When I was 10 years old my mom wanted to teach us about giving. All throughout my childhood we would make meals for people experiencing illness or death in their family. We finally were old enough to hand out supplies to the homeless and we loaded up our cooler with water bottles and granola bars. Here in Oklahoma the summers have just as extreme temperatures as the winters, and dehydration can kill faster than hypothermia. We drove
Pennsylvania police, for instance, reported that a 13-year-old trick-or-treater in Montgomery County had found a razor blade secreted in the wrapped candy Nestle Crunch bar given to him on the Halloween night (Towamencin). A mother in Kaisertown complained to police about pieces of glass in Tootsie Pops that her children were given during trick or treating (The Buffalo News). Also, a father in Auburn, Main, said his child found a sewing needle concealed in a Snickers bar received while trick-or-treating (The Babgir Daily News). Fortunately, none of the trick-or-treaters claimed the life of the children, but these criminals still hasn't been caught yet. Can the parents be relieved to hear that any children didn’t die from the candies? The candies may show that potential sadists were hiding behind the door or that someone just played a trick. The fact we know so far is that these candies could be fatal if trick-or-treaters ate. As long as these crimes have been reported, parents would never consider that Halloween goodies are utterly
Most people cannot resist the sweet taste of candy, cookies, cake, or anything else you can think of. The majority of Americans have plenty of these products in their pantries, ready to be eaten. These people think that they are just eating
C. Thesis Statement: Going from what the meaning of Halloween is in America today and looking back at it’s roots, it has evolved dramatically. And just recently we have been seeing a comeback from one of those roots, but do we know it’s real cultural significance?
Typically, the kids would stuff the bags in their pockets and keep it hidden to prevent being ransacked by the other kids. Right after he claimed his prize, Jaston sat down next to me and offered me a Starburst. He started passing them out to other kids in the aisle. Perplexed, I asked him was he was sharing, and through a big grin said, “I like sharing because it makes people smile.” This statement has stuck with me and changed me in a way that . If Jaston could share the only thing that he owns, why couldn’t I show kindness to all of the kids? This act of gratitude changed my outlook on my time in Parmelee. Instead of solely teaching the kids the rest of the week, I was able to learn from the kids, too. Because of his kindness, Jaston opened the door for many more opportunities for me to grow as a caring person.

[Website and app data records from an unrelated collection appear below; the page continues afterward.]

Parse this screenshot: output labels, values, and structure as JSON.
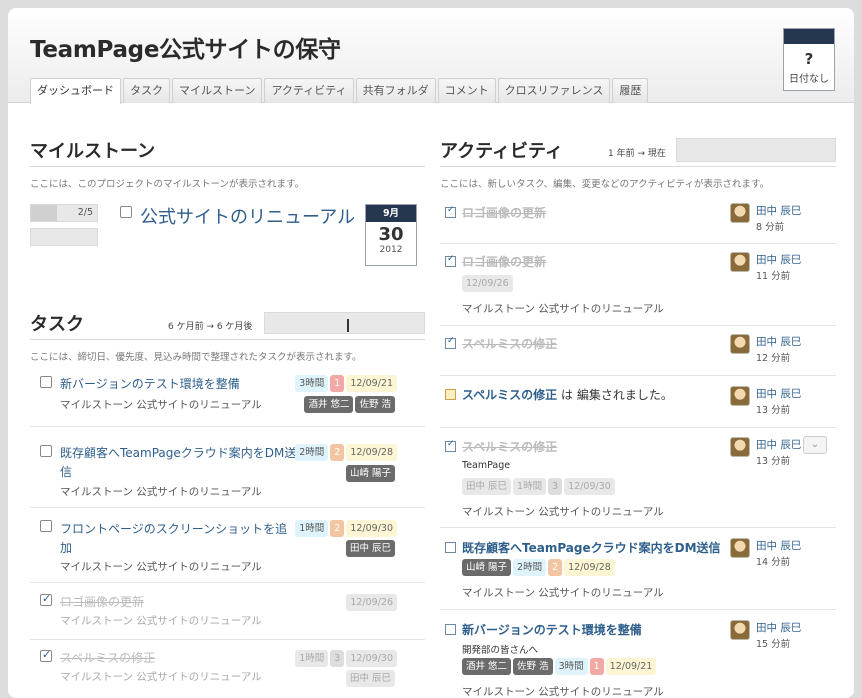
{
  "page_title": "TeamPage公式サイトの保守",
  "tabs": [
    "ダッシュボード",
    "タスク",
    "マイルストーン",
    "アクティビティ",
    "共有フォルダ",
    "コメント",
    "クロスリファレンス",
    "履歴"
  ],
  "date_badge": {
    "symbol": "?",
    "label": "日付なし"
  },
  "milestones": {
    "heading": "マイルストーン",
    "description": "ここには、このプロジェクトのマイルストーンが表示されます。",
    "progress_text": "2/5",
    "progress": 0.4,
    "item": {
      "title": "公式サイトのリニューアル",
      "month": "9月",
      "day": "30",
      "year": "2012"
    }
  },
  "tasks": {
    "heading": "タスク",
    "range_label": "6 ケ月前 → 6 ケ月後",
    "description": "ここには、締切日、優先度、見込み時間で整理されたタスクが表示されます。",
    "items": [
      {
        "title": "新バージョンのテスト環境を整備",
        "milestone": "マイルストーン 公式サイトのリニューアル",
        "hours": "3時間",
        "priority": "1",
        "date": "12/09/21",
        "users": [
          "酒井 悠二",
          "佐野 浩"
        ],
        "done": false
      },
      {
        "title": "既存顧客へTeamPageクラウド案内をDM送",
        "title2": "信",
        "milestone": "マイルストーン 公式サイトのリニューアル",
        "hours": "2時間",
        "priority": "2",
        "date": "12/09/28",
        "users": [
          "山崎 陽子"
        ],
        "done": false
      },
      {
        "title": "フロントページのスクリーンショットを追",
        "title2": "加",
        "milestone": "マイルストーン 公式サイトのリニューアル",
        "hours": "1時間",
        "priority": "2",
        "date": "12/09/30",
        "users": [
          "田中 辰巳"
        ],
        "done": false
      },
      {
        "title": "ロゴ画像の更新",
        "milestone": "マイルストーン 公式サイトのリニューアル",
        "date": "12/09/26",
        "done": true
      },
      {
        "title": "スペルミスの修正",
        "milestone": "マイルストーン 公式サイトのリニューアル",
        "hours": "1時間",
        "priority": "3",
        "date": "12/09/30",
        "users": [
          "田中 辰巳"
        ],
        "done": true
      }
    ]
  },
  "activity": {
    "heading": "アクティビティ",
    "range_label": "1 年前 → 現在",
    "description": "ここには、新しいタスク、編集、変更などのアクティビティが表示されます。",
    "items": [
      {
        "title": "ロゴ画像の更新",
        "user": "田中 辰巳",
        "ago": "8 分前"
      },
      {
        "title": "ロゴ画像の更新",
        "date": "12/09/26",
        "milestone": "マイルストーン 公式サイトのリニューアル",
        "user": "田中 辰巳",
        "ago": "11 分前"
      },
      {
        "title": "スペルミスの修正",
        "user": "田中 辰巳",
        "ago": "12 分前"
      },
      {
        "title": "スペルミスの修正",
        "suffix": "は 編集されました。",
        "user": "田中 辰巳",
        "ago": "13 分前"
      },
      {
        "title": "スペルミスの修正",
        "sub": "TeamPage",
        "user_chip": "田中 辰巳",
        "hours": "1時間",
        "priority": "3",
        "date": "12/09/30",
        "milestone": "マイルストーン 公式サイトのリニューアル",
        "user": "田中 辰巳",
        "ago": "13 分前"
      },
      {
        "title": "既存顧客へTeamPageクラウド案内をDM送信",
        "user_chip": "山崎 陽子",
        "hours": "2時間",
        "priority": "2",
        "date": "12/09/28",
        "milestone": "マイルストーン 公式サイトのリニューアル",
        "user": "田中 辰巳",
        "ago": "14 分前"
      },
      {
        "title": "新バージョンのテスト環境を整備",
        "sub": "開発部の皆さんへ",
        "user_chips": [
          "酒井 悠二",
          "佐野 浩"
        ],
        "hours": "3時間",
        "priority": "1",
        "date": "12/09/21",
        "milestone": "マイルストーン 公式サイトのリニューアル",
        "user": "田中 辰巳",
        "ago": "15 分前"
      }
    ]
  }
}
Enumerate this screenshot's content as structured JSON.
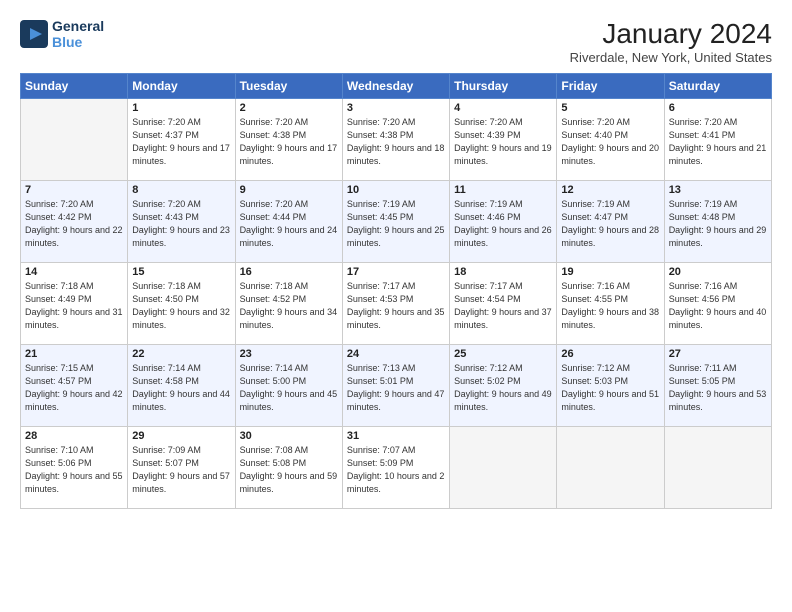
{
  "logo": {
    "line1": "General",
    "line2": "Blue",
    "icon": "▶"
  },
  "title": "January 2024",
  "subtitle": "Riverdale, New York, United States",
  "header": {
    "days": [
      "Sunday",
      "Monday",
      "Tuesday",
      "Wednesday",
      "Thursday",
      "Friday",
      "Saturday"
    ]
  },
  "weeks": [
    {
      "cells": [
        {
          "date": "",
          "empty": true
        },
        {
          "date": "1",
          "sunrise": "7:20 AM",
          "sunset": "4:37 PM",
          "daylight": "9 hours and 17 minutes."
        },
        {
          "date": "2",
          "sunrise": "7:20 AM",
          "sunset": "4:38 PM",
          "daylight": "9 hours and 17 minutes."
        },
        {
          "date": "3",
          "sunrise": "7:20 AM",
          "sunset": "4:38 PM",
          "daylight": "9 hours and 18 minutes."
        },
        {
          "date": "4",
          "sunrise": "7:20 AM",
          "sunset": "4:39 PM",
          "daylight": "9 hours and 19 minutes."
        },
        {
          "date": "5",
          "sunrise": "7:20 AM",
          "sunset": "4:40 PM",
          "daylight": "9 hours and 20 minutes."
        },
        {
          "date": "6",
          "sunrise": "7:20 AM",
          "sunset": "4:41 PM",
          "daylight": "9 hours and 21 minutes."
        }
      ]
    },
    {
      "cells": [
        {
          "date": "7",
          "sunrise": "7:20 AM",
          "sunset": "4:42 PM",
          "daylight": "9 hours and 22 minutes."
        },
        {
          "date": "8",
          "sunrise": "7:20 AM",
          "sunset": "4:43 PM",
          "daylight": "9 hours and 23 minutes."
        },
        {
          "date": "9",
          "sunrise": "7:20 AM",
          "sunset": "4:44 PM",
          "daylight": "9 hours and 24 minutes."
        },
        {
          "date": "10",
          "sunrise": "7:19 AM",
          "sunset": "4:45 PM",
          "daylight": "9 hours and 25 minutes."
        },
        {
          "date": "11",
          "sunrise": "7:19 AM",
          "sunset": "4:46 PM",
          "daylight": "9 hours and 26 minutes."
        },
        {
          "date": "12",
          "sunrise": "7:19 AM",
          "sunset": "4:47 PM",
          "daylight": "9 hours and 28 minutes."
        },
        {
          "date": "13",
          "sunrise": "7:19 AM",
          "sunset": "4:48 PM",
          "daylight": "9 hours and 29 minutes."
        }
      ]
    },
    {
      "cells": [
        {
          "date": "14",
          "sunrise": "7:18 AM",
          "sunset": "4:49 PM",
          "daylight": "9 hours and 31 minutes."
        },
        {
          "date": "15",
          "sunrise": "7:18 AM",
          "sunset": "4:50 PM",
          "daylight": "9 hours and 32 minutes."
        },
        {
          "date": "16",
          "sunrise": "7:18 AM",
          "sunset": "4:52 PM",
          "daylight": "9 hours and 34 minutes."
        },
        {
          "date": "17",
          "sunrise": "7:17 AM",
          "sunset": "4:53 PM",
          "daylight": "9 hours and 35 minutes."
        },
        {
          "date": "18",
          "sunrise": "7:17 AM",
          "sunset": "4:54 PM",
          "daylight": "9 hours and 37 minutes."
        },
        {
          "date": "19",
          "sunrise": "7:16 AM",
          "sunset": "4:55 PM",
          "daylight": "9 hours and 38 minutes."
        },
        {
          "date": "20",
          "sunrise": "7:16 AM",
          "sunset": "4:56 PM",
          "daylight": "9 hours and 40 minutes."
        }
      ]
    },
    {
      "cells": [
        {
          "date": "21",
          "sunrise": "7:15 AM",
          "sunset": "4:57 PM",
          "daylight": "9 hours and 42 minutes."
        },
        {
          "date": "22",
          "sunrise": "7:14 AM",
          "sunset": "4:58 PM",
          "daylight": "9 hours and 44 minutes."
        },
        {
          "date": "23",
          "sunrise": "7:14 AM",
          "sunset": "5:00 PM",
          "daylight": "9 hours and 45 minutes."
        },
        {
          "date": "24",
          "sunrise": "7:13 AM",
          "sunset": "5:01 PM",
          "daylight": "9 hours and 47 minutes."
        },
        {
          "date": "25",
          "sunrise": "7:12 AM",
          "sunset": "5:02 PM",
          "daylight": "9 hours and 49 minutes."
        },
        {
          "date": "26",
          "sunrise": "7:12 AM",
          "sunset": "5:03 PM",
          "daylight": "9 hours and 51 minutes."
        },
        {
          "date": "27",
          "sunrise": "7:11 AM",
          "sunset": "5:05 PM",
          "daylight": "9 hours and 53 minutes."
        }
      ]
    },
    {
      "cells": [
        {
          "date": "28",
          "sunrise": "7:10 AM",
          "sunset": "5:06 PM",
          "daylight": "9 hours and 55 minutes."
        },
        {
          "date": "29",
          "sunrise": "7:09 AM",
          "sunset": "5:07 PM",
          "daylight": "9 hours and 57 minutes."
        },
        {
          "date": "30",
          "sunrise": "7:08 AM",
          "sunset": "5:08 PM",
          "daylight": "9 hours and 59 minutes."
        },
        {
          "date": "31",
          "sunrise": "7:07 AM",
          "sunset": "5:09 PM",
          "daylight": "10 hours and 2 minutes."
        },
        {
          "date": "",
          "empty": true
        },
        {
          "date": "",
          "empty": true
        },
        {
          "date": "",
          "empty": true
        }
      ]
    }
  ],
  "labels": {
    "sunrise": "Sunrise:",
    "sunset": "Sunset:",
    "daylight": "Daylight:"
  }
}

Religious beliefs soon formed new values as the importance of gift giving became a ‘tradition’ among religions. In most religions helping others who could not help themselves was already a steadfast belief. As people’s values of wanting to help and give to others started to intertwine with the calendar holidays many people started to look for newer and better gift ideas for their loved ones and soon strangers as well. Christian’s predominantly could be found buying minuscule little gift items, such as notebook paper, pencils, and ribbons, for the homeless children, their families and the poorer community that could not provide for themselves during the holiday seasons.
If a stranger gives a candy and “junk food” to a child, the kid enjoys eating such foods